Prospects for a Green Tax Shift
Several nations are improving their tax structures by reducing taxes on labor and commerce, and drawing more revenue from pollution, sprawl, monopoly and special privilege instead.
Here are some excerpts from a March 2002 presentation in Senegal made by Alanna Hartzok, who runs the Earth Rights Institute.
Democracy, EarthRights and Ecotaxation
by Alanna HartzokOur concern is for democratic rights to land and resources and of the rights of the earth itself to be healthy and to have healthy ecological systems. By Earth Rights, we have these two meanings - extending democracry to include the human right to land and resources and the right of the earth to maintain ecological health and integrity.
We are connecting these subjects of earth rights and democracy with taxation, with public finance policy. We are using the term ecotaxation also in two ways. One is economic justice taxation specifically, economic justice in land and resources. The other meaning of ecotaxation, green taxation, is paying fees for use of the environment, paying fees, polluter taxes, for use of land, air and water resources.
We see that many goals of the Green agenda for sustainable development can be strongly met by getting a handle on how we finance governance. The proper source of finance for government is very important for sustainable development. We will be presenting a framework of how we can move beyond and out of the neoliberal economic model to a model that we might call Geoclassical Economics, or earth centered economics.
While the basic geoclassical economics principles are very universal and go back a long time historically, in the United States there was a man named Henry George and he was very concerned about the rich / poor gap. His work became a very big movement in the late 1800s. It was a movement that was alive in England and Ireland and Australia as well as the US.
What happened was that very wealthy people wanted to cut out, to undermine this analysis and approach to solving the problem of the rich / poor gap. They paid academics at Columbia Unversity in New York City and the University of Chicago to develop "neoliberal" economics in order to replace what classical economics was proceeding towards, which was an understanding of how to solve the growing gap between the rich and the poor. The economic elite squelched this entire line of thought. For further historical details I refer you to the book The Corruption of Economics by Mason Gaffney.
In classical economics there are three factors of production - land, labor and capital. The neoliberal system put land, meaning all the resources of the earth, under the category of capital. They collapsed the primary factors of land, labor and capital into just two factors - labor and capital. We have been under neoliberal economics for the past one hundred years, causing a lot of problems by making the earth a commodity for selling, for profit.
Very basic principles now are these: (1) we are all human beings; (2) we have an equal right to exist; and (3) to exist, to survive, we have to have access to land and resources. This is common sense. We know this. These are basic principles. With equal rights to exist and needs for natural resources, we extend this reasoning now and state that we must have equal rights to the earth.
The problem is, democracy has not given us rights to the earth. We have no birthright to the planet. And so now very few people own and control a vast amount of the earth's land and resources.

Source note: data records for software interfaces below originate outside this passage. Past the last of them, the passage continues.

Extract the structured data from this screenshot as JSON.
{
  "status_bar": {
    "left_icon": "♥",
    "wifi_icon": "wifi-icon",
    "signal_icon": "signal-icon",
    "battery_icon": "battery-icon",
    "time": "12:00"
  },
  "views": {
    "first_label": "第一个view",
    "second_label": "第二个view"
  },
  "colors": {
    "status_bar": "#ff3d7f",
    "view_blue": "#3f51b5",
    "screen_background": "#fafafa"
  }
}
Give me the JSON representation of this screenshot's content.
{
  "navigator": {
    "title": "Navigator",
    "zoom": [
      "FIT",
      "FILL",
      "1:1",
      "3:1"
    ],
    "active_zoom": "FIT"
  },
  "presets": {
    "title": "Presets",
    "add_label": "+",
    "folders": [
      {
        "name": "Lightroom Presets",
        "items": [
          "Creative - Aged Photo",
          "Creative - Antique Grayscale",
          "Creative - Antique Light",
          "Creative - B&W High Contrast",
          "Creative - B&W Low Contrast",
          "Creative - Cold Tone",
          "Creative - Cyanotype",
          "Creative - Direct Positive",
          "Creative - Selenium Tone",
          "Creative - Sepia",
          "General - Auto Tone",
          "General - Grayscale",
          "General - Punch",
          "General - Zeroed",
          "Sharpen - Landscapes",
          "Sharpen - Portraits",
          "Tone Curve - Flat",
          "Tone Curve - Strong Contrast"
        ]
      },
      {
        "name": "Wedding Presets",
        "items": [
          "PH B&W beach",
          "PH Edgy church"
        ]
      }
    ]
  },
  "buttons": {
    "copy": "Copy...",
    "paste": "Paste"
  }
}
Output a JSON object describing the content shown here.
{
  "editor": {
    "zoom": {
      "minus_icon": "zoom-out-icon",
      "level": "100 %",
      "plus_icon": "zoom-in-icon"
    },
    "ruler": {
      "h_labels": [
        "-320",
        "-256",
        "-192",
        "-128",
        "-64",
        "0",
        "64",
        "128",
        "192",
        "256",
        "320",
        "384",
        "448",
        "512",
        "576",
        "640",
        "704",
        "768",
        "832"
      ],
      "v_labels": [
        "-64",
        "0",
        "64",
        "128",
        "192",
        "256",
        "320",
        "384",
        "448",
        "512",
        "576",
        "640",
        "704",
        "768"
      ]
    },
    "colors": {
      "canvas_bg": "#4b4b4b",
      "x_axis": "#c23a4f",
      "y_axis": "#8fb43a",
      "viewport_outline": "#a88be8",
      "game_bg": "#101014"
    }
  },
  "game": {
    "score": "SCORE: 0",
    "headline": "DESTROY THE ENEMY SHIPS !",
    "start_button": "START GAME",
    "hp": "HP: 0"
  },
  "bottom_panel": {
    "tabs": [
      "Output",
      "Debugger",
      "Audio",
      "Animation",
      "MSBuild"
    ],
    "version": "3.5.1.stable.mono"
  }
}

Here I have a little model of the Liberty Bell. But you know, it has a big crack in it. That crack is -- no democratic rights to the earth.
The gap of rich to poor is growing. Less than 300 multi-billionaires have more wealth than half the people on earth. Much of war and conflict is over land and resources. Democracy has no way to solve these resource conflicts. It has no basis in fair sharing of land and resources. This problem is destroying democracy in many places. No matter how fast countries develop, this rich/poor gap grows. Even in a wealthy country like the United States, the top 1% has more wealth than the bottom 90%. In our cities there are people who are homeless and we are seeing hunger again in America.
I will tell you a story to give you an example. In the Silicon Valley, the area of California where the computer industry is centered, many people who are making good money cannot afford to live there because the land values are so high, and thus the housing is too expensive.
In another area, a neighborhood in Sacramento, there were people making substantial incomes and renting nice houses. The wealthy man who owned the houses evicted them all. Without land rights, any of us can become homeless overnight.
What to do? How do we create democracy that works for a fair distribution of wealth and which solves our environmental problems? We can use the mechanism of public finance, of taxation policy, and change it, based on the principle of "pay for what you take, not what you make." If you are taking more than a fair share of land and resources, you pay to the rest of us a higher tax fee for the land and resources which you take. This can create a land reform. And you pay for polluting the water, or the air or the land. You pay full costs to pollute so you are encouraged to stop polluting.
Right now in the world, 93% of taxes fall on labor, on our work. Only 3% of taxes are on environmental damage, and 4% are for land and resource rent. We want to reverse this. So that people can keep the full capacity of what they work for, take taxes off of labor and shift the tax base onto land and resource use to prevent land speculation, land monopoly and land profiteering and to inhibit environmental damage.
Alanna Hartzok is United Nations NGO Representative International Union for Land Value Taxation. For the full version of Hartzok's presentation and other from the seminar in Senegal, click here.
What is your opinion? Tell The Progress Report:
Page One Page Two Archive Discussion Room Letters What's Geoism?